AVAILABLE DATA Block Start

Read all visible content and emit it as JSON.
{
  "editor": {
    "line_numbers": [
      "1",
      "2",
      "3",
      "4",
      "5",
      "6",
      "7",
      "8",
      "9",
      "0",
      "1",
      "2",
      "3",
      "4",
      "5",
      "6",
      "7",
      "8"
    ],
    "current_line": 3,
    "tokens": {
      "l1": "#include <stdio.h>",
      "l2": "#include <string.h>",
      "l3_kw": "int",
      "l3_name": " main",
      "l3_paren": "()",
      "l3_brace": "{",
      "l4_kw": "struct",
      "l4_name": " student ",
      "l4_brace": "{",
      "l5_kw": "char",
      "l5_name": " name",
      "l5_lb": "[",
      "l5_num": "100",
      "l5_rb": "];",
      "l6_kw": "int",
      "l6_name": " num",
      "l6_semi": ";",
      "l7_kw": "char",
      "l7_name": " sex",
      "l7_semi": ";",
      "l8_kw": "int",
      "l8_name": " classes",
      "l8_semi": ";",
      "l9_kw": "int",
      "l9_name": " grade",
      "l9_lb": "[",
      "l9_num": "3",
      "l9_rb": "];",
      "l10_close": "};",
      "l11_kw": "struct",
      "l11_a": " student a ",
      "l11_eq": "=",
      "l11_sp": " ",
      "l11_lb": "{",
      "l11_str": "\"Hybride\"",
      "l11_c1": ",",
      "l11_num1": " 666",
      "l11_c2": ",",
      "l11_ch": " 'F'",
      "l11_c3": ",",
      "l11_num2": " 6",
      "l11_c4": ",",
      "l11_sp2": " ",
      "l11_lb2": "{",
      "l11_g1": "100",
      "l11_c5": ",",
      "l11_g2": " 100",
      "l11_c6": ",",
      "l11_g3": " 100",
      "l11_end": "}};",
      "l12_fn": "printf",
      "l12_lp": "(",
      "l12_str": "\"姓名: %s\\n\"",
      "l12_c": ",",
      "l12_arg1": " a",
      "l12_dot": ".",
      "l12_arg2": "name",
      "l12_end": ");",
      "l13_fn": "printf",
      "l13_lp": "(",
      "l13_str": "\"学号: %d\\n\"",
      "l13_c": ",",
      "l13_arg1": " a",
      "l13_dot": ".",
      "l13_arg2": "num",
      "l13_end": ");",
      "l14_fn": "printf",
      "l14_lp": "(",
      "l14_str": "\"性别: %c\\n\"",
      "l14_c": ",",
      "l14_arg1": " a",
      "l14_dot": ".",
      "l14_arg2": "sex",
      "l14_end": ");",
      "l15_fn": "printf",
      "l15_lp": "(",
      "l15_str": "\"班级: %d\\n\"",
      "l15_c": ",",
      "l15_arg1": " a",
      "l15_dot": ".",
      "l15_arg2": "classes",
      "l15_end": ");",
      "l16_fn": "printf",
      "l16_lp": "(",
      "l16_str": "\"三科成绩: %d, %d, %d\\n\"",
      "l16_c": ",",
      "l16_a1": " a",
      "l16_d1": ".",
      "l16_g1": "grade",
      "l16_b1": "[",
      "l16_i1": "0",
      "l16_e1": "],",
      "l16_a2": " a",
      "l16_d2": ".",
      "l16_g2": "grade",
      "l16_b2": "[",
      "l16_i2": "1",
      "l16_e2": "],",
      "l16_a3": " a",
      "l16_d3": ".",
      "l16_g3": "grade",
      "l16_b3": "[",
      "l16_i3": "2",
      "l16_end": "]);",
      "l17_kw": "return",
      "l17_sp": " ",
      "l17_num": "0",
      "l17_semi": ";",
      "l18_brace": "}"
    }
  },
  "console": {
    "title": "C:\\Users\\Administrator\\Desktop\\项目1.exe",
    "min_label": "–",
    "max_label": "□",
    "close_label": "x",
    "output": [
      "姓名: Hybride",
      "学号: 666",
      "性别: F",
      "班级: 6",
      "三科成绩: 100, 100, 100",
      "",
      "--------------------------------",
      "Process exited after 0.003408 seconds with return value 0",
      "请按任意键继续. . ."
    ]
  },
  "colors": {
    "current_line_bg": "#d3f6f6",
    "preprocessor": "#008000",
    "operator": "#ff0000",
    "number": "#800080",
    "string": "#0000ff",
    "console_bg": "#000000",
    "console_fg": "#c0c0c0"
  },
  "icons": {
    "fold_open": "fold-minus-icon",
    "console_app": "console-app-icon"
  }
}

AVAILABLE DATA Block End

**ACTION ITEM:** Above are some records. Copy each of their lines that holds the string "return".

**RESPONSE TO THIS TASK:**
      "l17_kw": "return",
      "Process exited after 0.003408 seconds with return value 0",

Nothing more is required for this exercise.